'''

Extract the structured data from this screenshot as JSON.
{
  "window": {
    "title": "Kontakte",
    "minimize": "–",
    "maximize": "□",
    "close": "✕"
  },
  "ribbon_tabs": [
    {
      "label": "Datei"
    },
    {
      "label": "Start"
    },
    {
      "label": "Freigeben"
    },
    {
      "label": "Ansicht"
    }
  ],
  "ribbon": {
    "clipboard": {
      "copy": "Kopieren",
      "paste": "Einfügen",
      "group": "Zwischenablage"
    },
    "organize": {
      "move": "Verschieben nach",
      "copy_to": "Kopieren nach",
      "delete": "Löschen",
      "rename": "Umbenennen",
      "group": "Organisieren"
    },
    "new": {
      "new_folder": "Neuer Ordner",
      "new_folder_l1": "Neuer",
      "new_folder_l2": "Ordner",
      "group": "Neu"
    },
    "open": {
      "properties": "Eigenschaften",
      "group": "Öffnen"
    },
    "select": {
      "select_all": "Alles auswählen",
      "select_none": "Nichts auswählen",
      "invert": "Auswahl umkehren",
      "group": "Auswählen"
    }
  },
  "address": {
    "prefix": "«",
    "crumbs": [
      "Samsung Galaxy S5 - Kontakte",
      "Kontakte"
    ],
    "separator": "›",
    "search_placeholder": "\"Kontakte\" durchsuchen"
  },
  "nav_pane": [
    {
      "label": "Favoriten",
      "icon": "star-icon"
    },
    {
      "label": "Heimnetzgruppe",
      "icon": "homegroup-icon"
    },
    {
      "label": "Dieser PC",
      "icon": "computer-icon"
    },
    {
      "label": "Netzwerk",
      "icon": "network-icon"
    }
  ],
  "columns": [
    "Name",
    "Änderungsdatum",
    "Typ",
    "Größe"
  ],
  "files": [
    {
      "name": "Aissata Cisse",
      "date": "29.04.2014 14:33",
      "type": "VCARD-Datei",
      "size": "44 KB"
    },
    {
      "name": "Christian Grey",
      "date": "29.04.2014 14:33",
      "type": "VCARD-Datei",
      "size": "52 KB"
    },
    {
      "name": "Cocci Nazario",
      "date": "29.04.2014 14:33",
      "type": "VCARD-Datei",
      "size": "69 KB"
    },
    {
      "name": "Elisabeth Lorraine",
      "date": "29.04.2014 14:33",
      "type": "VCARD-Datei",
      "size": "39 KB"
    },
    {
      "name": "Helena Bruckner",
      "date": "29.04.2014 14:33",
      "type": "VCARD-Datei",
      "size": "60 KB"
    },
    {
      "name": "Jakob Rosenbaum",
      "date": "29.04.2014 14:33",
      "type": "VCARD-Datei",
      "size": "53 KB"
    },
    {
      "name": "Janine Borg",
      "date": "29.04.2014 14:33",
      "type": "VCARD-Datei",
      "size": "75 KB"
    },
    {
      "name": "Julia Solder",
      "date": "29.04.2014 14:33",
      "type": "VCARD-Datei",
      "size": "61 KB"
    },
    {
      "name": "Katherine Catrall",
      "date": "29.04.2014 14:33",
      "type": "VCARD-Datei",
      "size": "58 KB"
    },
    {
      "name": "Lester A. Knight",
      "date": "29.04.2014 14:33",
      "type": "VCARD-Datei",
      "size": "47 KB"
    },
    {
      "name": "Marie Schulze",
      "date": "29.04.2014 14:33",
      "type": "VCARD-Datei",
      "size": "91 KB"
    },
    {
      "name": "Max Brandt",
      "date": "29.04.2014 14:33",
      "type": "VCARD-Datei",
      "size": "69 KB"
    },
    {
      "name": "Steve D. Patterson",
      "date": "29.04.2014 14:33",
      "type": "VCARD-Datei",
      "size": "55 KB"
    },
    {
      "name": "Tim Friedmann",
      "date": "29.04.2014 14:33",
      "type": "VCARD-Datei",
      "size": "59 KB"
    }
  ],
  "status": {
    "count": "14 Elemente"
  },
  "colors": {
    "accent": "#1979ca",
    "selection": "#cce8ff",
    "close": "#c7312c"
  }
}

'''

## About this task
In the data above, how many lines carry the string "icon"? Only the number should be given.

## Response to the exercise
4